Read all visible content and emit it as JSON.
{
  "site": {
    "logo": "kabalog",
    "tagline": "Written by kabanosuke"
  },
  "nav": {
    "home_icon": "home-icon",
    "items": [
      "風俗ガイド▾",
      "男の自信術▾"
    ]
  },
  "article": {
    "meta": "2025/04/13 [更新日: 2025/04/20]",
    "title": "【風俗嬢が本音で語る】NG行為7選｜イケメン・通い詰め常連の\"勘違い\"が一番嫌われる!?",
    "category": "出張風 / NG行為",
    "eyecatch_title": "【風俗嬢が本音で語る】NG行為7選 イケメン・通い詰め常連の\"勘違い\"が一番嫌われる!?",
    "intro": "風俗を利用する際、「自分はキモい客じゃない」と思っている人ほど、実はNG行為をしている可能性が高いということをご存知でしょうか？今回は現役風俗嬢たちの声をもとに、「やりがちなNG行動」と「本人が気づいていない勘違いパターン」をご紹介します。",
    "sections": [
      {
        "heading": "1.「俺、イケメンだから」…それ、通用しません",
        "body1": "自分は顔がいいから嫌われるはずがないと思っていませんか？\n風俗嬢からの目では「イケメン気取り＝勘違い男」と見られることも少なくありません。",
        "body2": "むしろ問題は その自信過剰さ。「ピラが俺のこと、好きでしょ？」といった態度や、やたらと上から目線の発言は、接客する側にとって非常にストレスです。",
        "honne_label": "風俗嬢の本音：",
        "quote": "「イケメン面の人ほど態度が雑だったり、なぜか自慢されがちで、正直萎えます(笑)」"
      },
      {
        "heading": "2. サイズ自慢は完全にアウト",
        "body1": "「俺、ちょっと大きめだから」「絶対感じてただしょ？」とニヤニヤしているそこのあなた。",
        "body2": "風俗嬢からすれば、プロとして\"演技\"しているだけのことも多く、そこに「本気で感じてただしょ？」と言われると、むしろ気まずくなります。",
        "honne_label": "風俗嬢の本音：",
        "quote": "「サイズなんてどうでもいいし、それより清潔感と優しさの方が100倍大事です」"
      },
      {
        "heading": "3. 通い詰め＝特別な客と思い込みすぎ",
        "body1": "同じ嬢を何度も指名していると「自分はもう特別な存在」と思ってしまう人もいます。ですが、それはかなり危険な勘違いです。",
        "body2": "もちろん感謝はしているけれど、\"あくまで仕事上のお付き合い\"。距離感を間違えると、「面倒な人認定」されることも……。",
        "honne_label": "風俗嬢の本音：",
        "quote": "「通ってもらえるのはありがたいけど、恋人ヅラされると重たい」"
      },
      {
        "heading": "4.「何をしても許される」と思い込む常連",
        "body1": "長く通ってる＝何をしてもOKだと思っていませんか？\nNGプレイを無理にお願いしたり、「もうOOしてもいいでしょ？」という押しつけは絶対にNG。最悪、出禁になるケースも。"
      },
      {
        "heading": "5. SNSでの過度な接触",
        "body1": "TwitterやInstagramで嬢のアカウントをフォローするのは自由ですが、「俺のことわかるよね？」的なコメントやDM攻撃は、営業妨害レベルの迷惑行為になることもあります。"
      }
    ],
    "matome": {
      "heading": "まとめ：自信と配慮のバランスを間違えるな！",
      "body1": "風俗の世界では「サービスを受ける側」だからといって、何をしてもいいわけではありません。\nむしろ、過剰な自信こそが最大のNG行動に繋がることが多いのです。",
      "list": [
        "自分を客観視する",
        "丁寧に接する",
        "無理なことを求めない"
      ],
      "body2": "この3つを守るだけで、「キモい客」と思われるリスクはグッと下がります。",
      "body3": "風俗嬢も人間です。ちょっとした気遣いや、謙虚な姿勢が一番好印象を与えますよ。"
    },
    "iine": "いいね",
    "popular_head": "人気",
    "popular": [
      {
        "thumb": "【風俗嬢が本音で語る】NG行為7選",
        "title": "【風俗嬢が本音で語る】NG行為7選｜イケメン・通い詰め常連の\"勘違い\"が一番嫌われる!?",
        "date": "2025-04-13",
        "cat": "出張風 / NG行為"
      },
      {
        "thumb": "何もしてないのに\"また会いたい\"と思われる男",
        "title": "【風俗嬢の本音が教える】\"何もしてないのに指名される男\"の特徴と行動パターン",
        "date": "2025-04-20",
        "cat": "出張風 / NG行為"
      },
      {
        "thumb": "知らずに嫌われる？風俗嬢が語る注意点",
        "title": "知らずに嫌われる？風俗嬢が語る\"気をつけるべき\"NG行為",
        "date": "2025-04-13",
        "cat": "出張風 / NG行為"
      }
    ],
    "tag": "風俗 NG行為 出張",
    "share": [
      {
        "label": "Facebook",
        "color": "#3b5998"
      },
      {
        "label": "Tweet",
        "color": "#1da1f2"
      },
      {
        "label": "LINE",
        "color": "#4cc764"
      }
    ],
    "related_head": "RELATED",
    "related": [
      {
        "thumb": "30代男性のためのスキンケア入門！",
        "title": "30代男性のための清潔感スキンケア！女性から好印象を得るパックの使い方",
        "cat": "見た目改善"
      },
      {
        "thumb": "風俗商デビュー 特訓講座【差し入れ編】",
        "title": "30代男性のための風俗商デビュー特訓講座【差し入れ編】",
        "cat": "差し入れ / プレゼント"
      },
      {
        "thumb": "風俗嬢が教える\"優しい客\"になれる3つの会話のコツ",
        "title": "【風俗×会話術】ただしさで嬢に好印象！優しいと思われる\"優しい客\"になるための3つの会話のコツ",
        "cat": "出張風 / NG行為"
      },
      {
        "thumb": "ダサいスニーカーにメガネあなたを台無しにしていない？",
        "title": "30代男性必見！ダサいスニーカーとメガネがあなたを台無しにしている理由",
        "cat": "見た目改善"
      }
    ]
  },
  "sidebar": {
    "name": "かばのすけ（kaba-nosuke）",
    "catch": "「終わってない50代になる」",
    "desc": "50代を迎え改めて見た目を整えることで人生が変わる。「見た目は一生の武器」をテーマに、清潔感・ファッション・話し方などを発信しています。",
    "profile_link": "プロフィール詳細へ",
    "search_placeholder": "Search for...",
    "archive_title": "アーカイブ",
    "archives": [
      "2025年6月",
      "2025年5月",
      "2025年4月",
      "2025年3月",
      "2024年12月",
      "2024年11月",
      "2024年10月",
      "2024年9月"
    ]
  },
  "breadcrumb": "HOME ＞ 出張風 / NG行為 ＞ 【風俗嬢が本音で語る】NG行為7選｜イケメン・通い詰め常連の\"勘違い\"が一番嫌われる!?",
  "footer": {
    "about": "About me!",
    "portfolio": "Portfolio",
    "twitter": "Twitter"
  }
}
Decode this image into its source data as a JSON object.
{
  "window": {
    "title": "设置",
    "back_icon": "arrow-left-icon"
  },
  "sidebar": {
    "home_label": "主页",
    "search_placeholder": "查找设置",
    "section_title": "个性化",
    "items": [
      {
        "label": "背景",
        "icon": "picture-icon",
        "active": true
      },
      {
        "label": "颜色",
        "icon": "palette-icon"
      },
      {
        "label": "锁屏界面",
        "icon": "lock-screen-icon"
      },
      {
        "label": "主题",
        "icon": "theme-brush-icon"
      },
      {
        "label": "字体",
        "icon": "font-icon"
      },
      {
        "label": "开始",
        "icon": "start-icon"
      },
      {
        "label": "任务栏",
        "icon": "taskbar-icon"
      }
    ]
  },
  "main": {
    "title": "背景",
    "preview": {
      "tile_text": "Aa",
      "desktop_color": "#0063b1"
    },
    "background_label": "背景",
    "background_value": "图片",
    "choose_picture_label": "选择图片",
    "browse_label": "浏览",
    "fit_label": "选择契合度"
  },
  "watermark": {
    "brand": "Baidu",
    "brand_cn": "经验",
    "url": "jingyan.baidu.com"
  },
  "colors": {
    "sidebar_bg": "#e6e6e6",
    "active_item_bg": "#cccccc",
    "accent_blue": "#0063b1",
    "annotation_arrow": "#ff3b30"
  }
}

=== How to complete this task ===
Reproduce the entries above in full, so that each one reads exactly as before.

=== Output of the exercise ===
Read all visible content and emit it as JSON.
{
  "site": {
    "logo": "kabalog",
    "tagline": "Written by kabanosuke"
  },
  "nav": {
    "home_icon": "home-icon",
    "items": [
      "風俗ガイド▾",
      "男の自信術▾"
    ]
  },
  "article": {
    "meta": "2025/04/13 [更新日: 2025/04/20]",
    "title": "【風俗嬢が本音で語る】NG行為7選｜イケメン・通い詰め常連の\"勘違い\"が一番嫌われる!?",
    "category": "出張風 / NG行為",
    "eyecatch_title": "【風俗嬢が本音で語る】NG行為7選 イケメン・通い詰め常連の\"勘違い\"が一番嫌われる!?",
    "intro": "風俗を利用する際、「自分はキモい客じゃない」と思っている人ほど、実はNG行為をしている可能性が高いということをご存知でしょうか？今回は現役風俗嬢たちの声をもとに、「やりがちなNG行動」と「本人が気づいていない勘違いパターン」をご紹介します。",
    "sections": [
      {
        "heading": "1.「俺、イケメンだから」…それ、通用しません",
        "body1": "自分は顔がいいから嫌われるはずがないと思っていませんか？\n風俗嬢からの目では「イケメン気取り＝勘違い男」と見られることも少なくありません。",
        "body2": "むしろ問題は その自信過剰さ。「ピラが俺のこと、好きでしょ？」といった態度や、やたらと上から目線の発言は、接客する側にとって非常にストレスです。",
        "honne_label": "風俗嬢の本音：",
        "quote": "「イケメン面の人ほど態度が雑だったり、なぜか自慢されがちで、正直萎えます(笑)」"
      },
      {
        "heading": "2. サイズ自慢は完全にアウト",
        "body1": "「俺、ちょっと大きめだから」「絶対感じてただしょ？」とニヤニヤしているそこのあなた。",
        "body2": "風俗嬢からすれば、プロとして\"演技\"しているだけのことも多く、そこに「本気で感じてただしょ？」と言われると、むしろ気まずくなります。",
        "honne_label": "風俗嬢の本音：",
        "quote": "「サイズなんてどうでもいいし、それより清潔感と優しさの方が100倍大事です」"
      },
      {
        "heading": "3. 通い詰め＝特別な客と思い込みすぎ",
        "body1": "同じ嬢を何度も指名していると「自分はもう特別な存在」と思ってしまう人もいます。ですが、それはかなり危険な勘違いです。",
        "body2": "もちろん感謝はしているけれど、\"あくまで仕事上のお付き合い\"。距離感を間違えると、「面倒な人認定」されることも……。",
        "honne_label": "風俗嬢の本音：",
        "quote": "「通ってもらえるのはありがたいけど、恋人ヅラされると重たい」"
      },
      {
        "heading": "4.「何をしても許される」と思い込む常連",
        "body1": "長く通ってる＝何をしてもOKだと思っていませんか？\nNGプレイを無理にお願いしたり、「もうOOしてもいいでしょ？」という押しつけは絶対にNG。最悪、出禁になるケースも。"
      },
      {
        "heading": "5. SNSでの過度な接触",
        "body1": "TwitterやInstagramで嬢のアカウントをフォローするのは自由ですが、「俺のことわかるよね？」的なコメントやDM攻撃は、営業妨害レベルの迷惑行為になることもあります。"
      }
    ],
    "matome": {
      "heading": "まとめ：自信と配慮のバランスを間違えるな！",
      "body1": "風俗の世界では「サービスを受ける側」だからといって、何をしてもいいわけではありません。\nむしろ、過剰な自信こそが最大のNG行動に繋がることが多いのです。",
      "list": [
        "自分を客観視する",
        "丁寧に接する",
        "無理なことを求めない"
      ],
      "body2": "この3つを守るだけで、「キモい客」と思われるリスクはグッと下がります。",
      "body3": "風俗嬢も人間です。ちょっとした気遣いや、謙虚な姿勢が一番好印象を与えますよ。"
    },
    "iine": "いいね",
    "popular_head": "人気",
    "popular": [
      {
        "thumb": "【風俗嬢が本音で語る】NG行為7選",
        "title": "【風俗嬢が本音で語る】NG行為7選｜イケメン・通い詰め常連の\"勘違い\"が一番嫌われる!?",
        "date": "2025-04-13",
        "cat": "出張風 / NG行為"
      },
      {
        "thumb": "何もしてないのに\"また会いたい\"と思われる男",
        "title": "【風俗嬢の本音が教える】\"何もしてないのに指名される男\"の特徴と行動パターン",
        "date": "2025-04-20",
        "cat": "出張風 / NG行為"
      },
      {
        "thumb": "知らずに嫌われる？風俗嬢が語る注意点",
        "title": "知らずに嫌われる？風俗嬢が語る\"気をつけるべき\"NG行為",
        "date": "2025-04-13",
        "cat": "出張風 / NG行為"
      }
    ],
    "tag": "風俗 NG行為 出張",
    "share": [
      {
        "label": "Facebook",
        "color": "#3b5998"
      },
      {
        "label": "Tweet",
        "color": "#1da1f2"
      },
      {
        "label": "LINE",
        "color": "#4cc764"
      }
    ],
    "related_head": "RELATED",
    "related": [
      {
        "thumb": "30代男性のためのスキンケア入門！",
        "title": "30代男性のための清潔感スキンケア！女性から好印象を得るパックの使い方",
        "cat": "見た目改善"
      },
      {
        "thumb": "風俗商デビュー 特訓講座【差し入れ編】",
        "title": "30代男性のための風俗商デビュー特訓講座【差し入れ編】",
        "cat": "差し入れ / プレゼント"
      },
      {
        "thumb": "風俗嬢が教える\"優しい客\"になれる3つの会話のコツ",
        "title": "【風俗×会話術】ただしさで嬢に好印象！優しいと思われる\"優しい客\"になるための3つの会話のコツ",
        "cat": "出張風 / NG行為"
      },
      {
        "thumb": "ダサいスニーカーにメガネあなたを台無しにしていない？",
        "title": "30代男性必見！ダサいスニーカーとメガネがあなたを台無しにしている理由",
        "cat": "見た目改善"
      }
    ]
  },
  "sidebar": {
    "name": "かばのすけ（kaba-nosuke）",
    "catch": "「終わってない50代になる」",
    "desc": "50代を迎え改めて見た目を整えることで人生が変わる。「見た目は一生の武器」をテーマに、清潔感・ファッション・話し方などを発信しています。",
    "profile_link": "プロフィール詳細へ",
    "search_placeholder": "Search for...",
    "archive_title": "アーカイブ",
    "archives": [
      "2025年6月",
      "2025年5月",
      "2025年4月",
      "2025年3月",
      "2024年12月",
      "2024年11月",
      "2024年10月",
      "2024年9月"
    ]
  },
  "breadcrumb": "HOME ＞ 出張風 / NG行為 ＞ 【風俗嬢が本音で語る】NG行為7選｜イケメン・通い詰め常連の\"勘違い\"が一番嫌われる!?",
  "footer": {
    "about": "About me!",
    "portfolio": "Portfolio",
    "twitter": "Twitter"
  }
}
Decode this image into its source data as a JSON object.
{
  "window": {
    "title": "设置",
    "back_icon": "arrow-left-icon"
  },
  "sidebar": {
    "home_label": "主页",
    "search_placeholder": "查找设置",
    "section_title": "个性化",
    "items": [
      {
        "label": "背景",
        "icon": "picture-icon",
        "active": true
      },
      {
        "label": "颜色",
        "icon": "palette-icon"
      },
      {
        "label": "锁屏界面",
        "icon": "lock-screen-icon"
      },
      {
        "label": "主题",
        "icon": "theme-brush-icon"
      },
      {
        "label": "字体",
        "icon": "font-icon"
      },
      {
        "label": "开始",
        "icon": "start-icon"
      },
      {
        "label": "任务栏",
        "icon": "taskbar-icon"
      }
    ]
  },
  "main": {
    "title": "背景",
    "preview": {
      "tile_text": "Aa",
      "desktop_color": "#0063b1"
    },
    "background_label": "背景",
    "background_value": "图片",
    "choose_picture_label": "选择图片",
    "browse_label": "浏览",
    "fit_label": "选择契合度"
  },
  "watermark": {
    "brand": "Baidu",
    "brand_cn": "经验",
    "url": "jingyan.baidu.com"
  },
  "colors": {
    "sidebar_bg": "#e6e6e6",
    "active_item_bg": "#cccccc",
    "accent_blue": "#0063b1",
    "annotation_arrow": "#ff3b30"
  }
}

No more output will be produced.